Bashar al-Assad is all set to score a more decisive victory in the presidential elections in Syria than General Abdel Fattah al-Sisi in Egypt. For one, he has two contenders instead of one and, unlike the 47 per cent turnout in Egypt, around 60 per cent of the electorate in Syria is believed to have turned up to vote. The electorate has, however, radically shrunk since Mr Assad now controls only 40 per cent of his country and innumerable Syrians, who have fled the country into neighbouring Lebanon, Jordan, Iraq, Turkey and even Israel, will not be able to vote because of travel restrictions or because they cannot risk being stuck in Syria again. For Mr Assad though, it is enough that he has been able to hold the elections. They deliver the message to his adversaries that he is here to stay. That message virtually negates years of hard work to end the violence in Syria and help a political transition that had been one of the central aims of the public upsurge against the al-Assad regime when it started three years back. Frustrated at the failure to ease the humanitarian crisis in Syria, Lakhdar Brahimi, envoy of the United Nations-Arab League peace effort, quit last month. The Friends of Syria, the informal coalition of 11 Western and Arab countries, has denounced the elections as a farce, and agrees that the elections confirm their worst fears. There is now little hope that Mr Assad will step down to facilitate a transfer of power, and this practically means a ceaseless conflict between armed rebels and State forces, with the hapless population perpetually stuck between the two.

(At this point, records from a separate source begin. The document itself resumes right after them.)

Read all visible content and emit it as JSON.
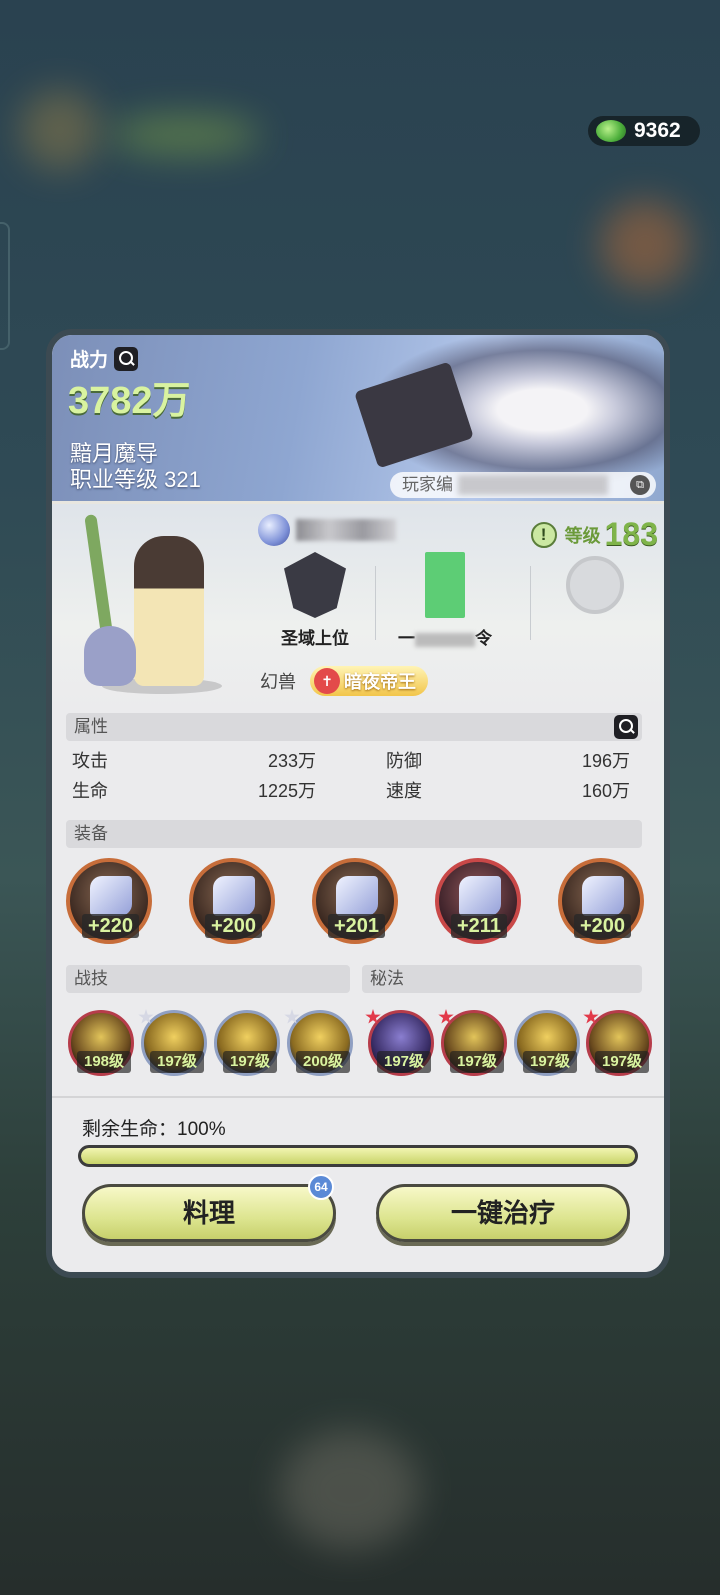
{
  "top_bar": {
    "currency_value": "9362",
    "currency_icon": "green-gem-icon"
  },
  "profile": {
    "power_label": "战力",
    "power_value": "3782万",
    "job_name": "黯月魔导",
    "job_level": "职业等级 321",
    "player_tag_prefix": "玩家编",
    "level_label": "等级",
    "level_value": "183",
    "badge1_label": "圣域上位",
    "badge2_label_prefix": "一",
    "badge2_label_suffix": "令",
    "pet_label": "幻兽",
    "pet_name": "暗夜帝王"
  },
  "attributes": {
    "title": "属性",
    "items": [
      {
        "name": "攻击",
        "value": "233万"
      },
      {
        "name": "防御",
        "value": "196万"
      },
      {
        "name": "生命",
        "value": "1225万"
      },
      {
        "name": "速度",
        "value": "160万"
      }
    ]
  },
  "equipment": {
    "title": "装备",
    "items": [
      {
        "bonus": "+220",
        "frame": "orange"
      },
      {
        "bonus": "+200",
        "frame": "orange"
      },
      {
        "bonus": "+201",
        "frame": "orange"
      },
      {
        "bonus": "+211",
        "frame": "red"
      },
      {
        "bonus": "+200",
        "frame": "orange"
      }
    ]
  },
  "skills": {
    "combat_title": "战技",
    "secret_title": "秘法",
    "items": [
      {
        "level": "198级"
      },
      {
        "level": "197级"
      },
      {
        "level": "197级"
      },
      {
        "level": "200级"
      },
      {
        "level": "197级",
        "badge": "S"
      },
      {
        "level": "197级"
      },
      {
        "level": "197级"
      },
      {
        "level": "197级"
      }
    ]
  },
  "status": {
    "hp_label": "剩余生命：100%",
    "hp_percent": 100
  },
  "actions": {
    "cook_label": "料理",
    "cook_badge": "64",
    "heal_label": "一键治疗"
  }
}
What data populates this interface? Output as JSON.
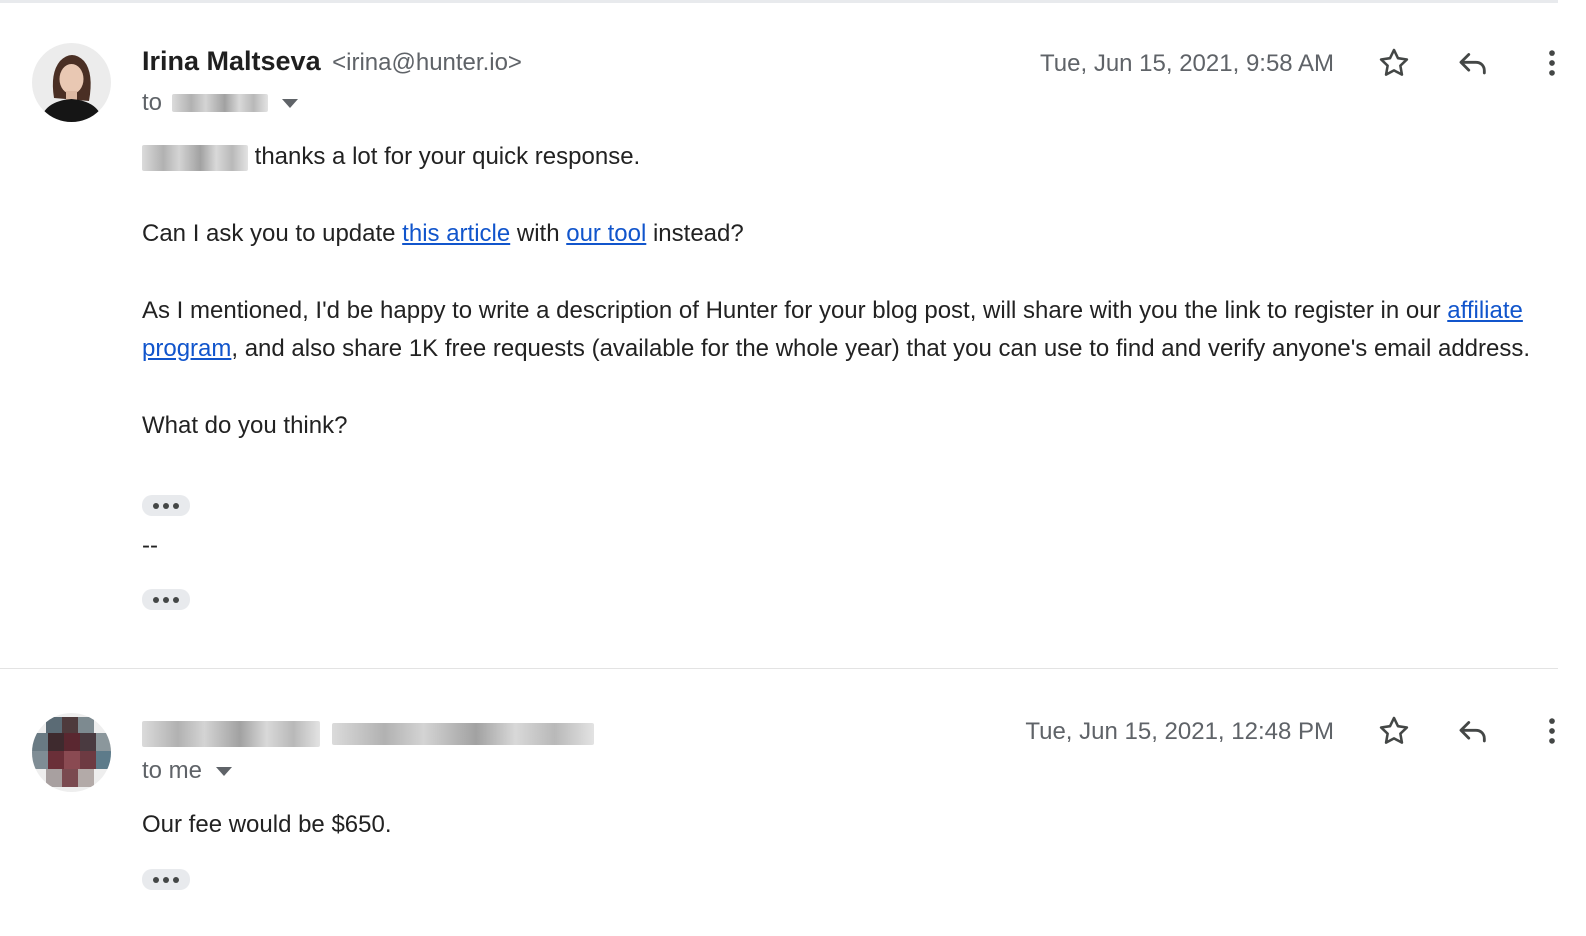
{
  "thread": {
    "messages": [
      {
        "sender_name": "Irina Maltseva",
        "sender_email": "<irina@hunter.io>",
        "to_prefix": "to",
        "date": "Tue, Jun 15, 2021, 9:58 AM",
        "body": {
          "greeting_rest": " thanks a lot for your quick response.",
          "p2_a": "Can I ask you to update ",
          "p2_link1": "this article",
          "p2_b": " with ",
          "p2_link2": "our tool",
          "p2_c": " instead?",
          "p3_a": "As I mentioned, I'd be happy to write a description of Hunter for your blog post, will share with you the link to register in our ",
          "p3_link": "affiliate program",
          "p3_b": ", and also share 1K free requests (available for the whole year) that you can use to find and verify anyone's email address.",
          "p4": "What do you think?",
          "sig_sep": "--"
        }
      },
      {
        "to_text": "to me",
        "date": "Tue, Jun 15, 2021, 12:48 PM",
        "body": {
          "p1": "Our fee would be $650."
        }
      }
    ]
  },
  "icons": {
    "star": "star-icon",
    "reply": "reply-icon",
    "more": "more-vertical-icon",
    "dropdown": "chevron-down-icon",
    "trimmed": "show-trimmed-content-icon"
  },
  "colors": {
    "link": "#1155cc",
    "text": "#222222",
    "meta": "#5f6368",
    "pill": "#e8eaed"
  }
}
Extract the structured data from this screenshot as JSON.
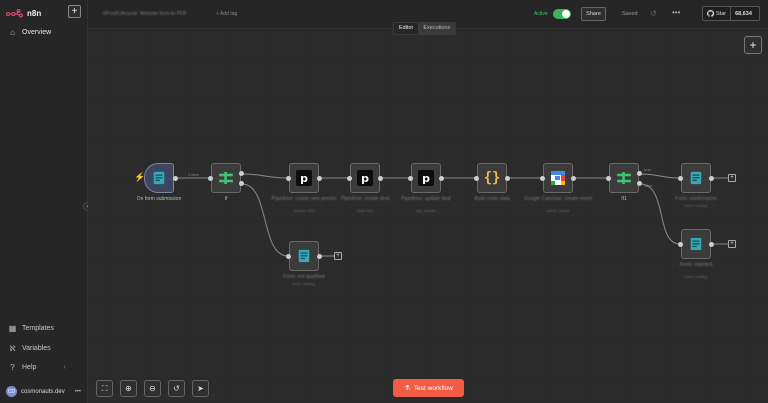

Mr Assad has played his cards right. While the minor concession of offering to destroy Syriaís chemical weapons last year provided an occasion to play up the Westís dilemma regarding full-scale military intervention, help from the Lebanese Hezbollah and discreet support from Iran have enabled the Assad regime to regain military advantage from the rebels. The Westís troubles in the Middle East and Ukraine have also been a useful distraction. Mr Assadís victory signals that there will be no easy closure in Syria. Together the presidential elections in both Syria and Egypt indicate that a revolution is not enough to ring in democracy and other freedoms.